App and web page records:
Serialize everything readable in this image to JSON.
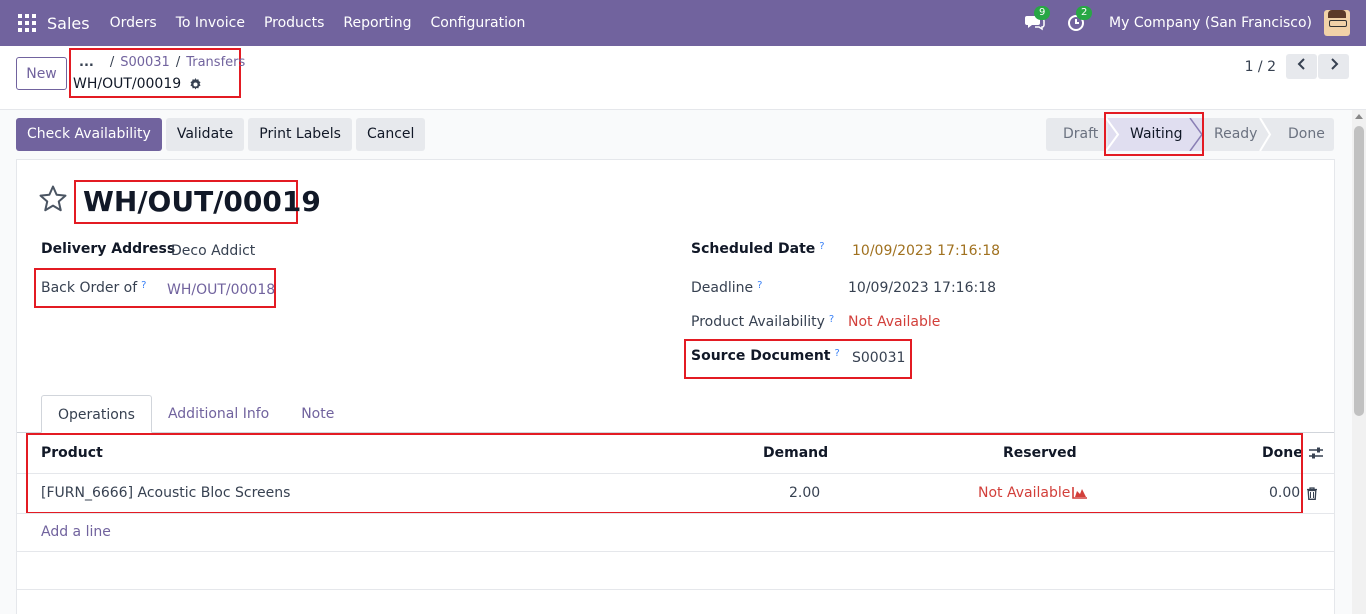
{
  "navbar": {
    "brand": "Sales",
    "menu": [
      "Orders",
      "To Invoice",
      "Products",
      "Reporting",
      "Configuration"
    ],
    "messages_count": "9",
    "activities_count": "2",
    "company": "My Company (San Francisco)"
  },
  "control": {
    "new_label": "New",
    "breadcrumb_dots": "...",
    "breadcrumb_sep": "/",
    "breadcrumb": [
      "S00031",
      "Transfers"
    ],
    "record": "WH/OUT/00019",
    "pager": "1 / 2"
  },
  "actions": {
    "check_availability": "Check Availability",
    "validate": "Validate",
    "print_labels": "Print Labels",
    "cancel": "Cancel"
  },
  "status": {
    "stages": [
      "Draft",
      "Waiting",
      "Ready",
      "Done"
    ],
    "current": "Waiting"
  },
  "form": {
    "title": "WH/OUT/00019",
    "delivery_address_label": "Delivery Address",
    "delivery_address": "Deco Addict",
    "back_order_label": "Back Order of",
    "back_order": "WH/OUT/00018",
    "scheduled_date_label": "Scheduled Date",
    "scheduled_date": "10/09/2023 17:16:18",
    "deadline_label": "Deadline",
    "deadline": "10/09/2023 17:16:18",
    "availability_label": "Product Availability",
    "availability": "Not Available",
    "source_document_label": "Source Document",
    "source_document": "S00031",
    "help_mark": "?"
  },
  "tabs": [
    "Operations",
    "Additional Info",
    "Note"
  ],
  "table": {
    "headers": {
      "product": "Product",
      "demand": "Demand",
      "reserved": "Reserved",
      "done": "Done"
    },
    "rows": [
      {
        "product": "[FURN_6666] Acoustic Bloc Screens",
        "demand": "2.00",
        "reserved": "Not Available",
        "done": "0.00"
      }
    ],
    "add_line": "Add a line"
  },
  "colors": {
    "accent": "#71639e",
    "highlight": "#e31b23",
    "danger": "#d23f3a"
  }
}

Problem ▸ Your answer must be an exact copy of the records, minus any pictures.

Answer below ▸
Serialize everything readable in this image to JSON.
{
  "navbar": {
    "brand": "Sales",
    "menu": [
      "Orders",
      "To Invoice",
      "Products",
      "Reporting",
      "Configuration"
    ],
    "messages_count": "9",
    "activities_count": "2",
    "company": "My Company (San Francisco)"
  },
  "control": {
    "new_label": "New",
    "breadcrumb_dots": "...",
    "breadcrumb_sep": "/",
    "breadcrumb": [
      "S00031",
      "Transfers"
    ],
    "record": "WH/OUT/00019",
    "pager": "1 / 2"
  },
  "actions": {
    "check_availability": "Check Availability",
    "validate": "Validate",
    "print_labels": "Print Labels",
    "cancel": "Cancel"
  },
  "status": {
    "stages": [
      "Draft",
      "Waiting",
      "Ready",
      "Done"
    ],
    "current": "Waiting"
  },
  "form": {
    "title": "WH/OUT/00019",
    "delivery_address_label": "Delivery Address",
    "delivery_address": "Deco Addict",
    "back_order_label": "Back Order of",
    "back_order": "WH/OUT/00018",
    "scheduled_date_label": "Scheduled Date",
    "scheduled_date": "10/09/2023 17:16:18",
    "deadline_label": "Deadline",
    "deadline": "10/09/2023 17:16:18",
    "availability_label": "Product Availability",
    "availability": "Not Available",
    "source_document_label": "Source Document",
    "source_document": "S00031",
    "help_mark": "?"
  },
  "tabs": [
    "Operations",
    "Additional Info",
    "Note"
  ],
  "table": {
    "headers": {
      "product": "Product",
      "demand": "Demand",
      "reserved": "Reserved",
      "done": "Done"
    },
    "rows": [
      {
        "product": "[FURN_6666] Acoustic Bloc Screens",
        "demand": "2.00",
        "reserved": "Not Available",
        "done": "0.00"
      }
    ],
    "add_line": "Add a line"
  },
  "colors": {
    "accent": "#71639e",
    "highlight": "#e31b23",
    "danger": "#d23f3a"
  }
}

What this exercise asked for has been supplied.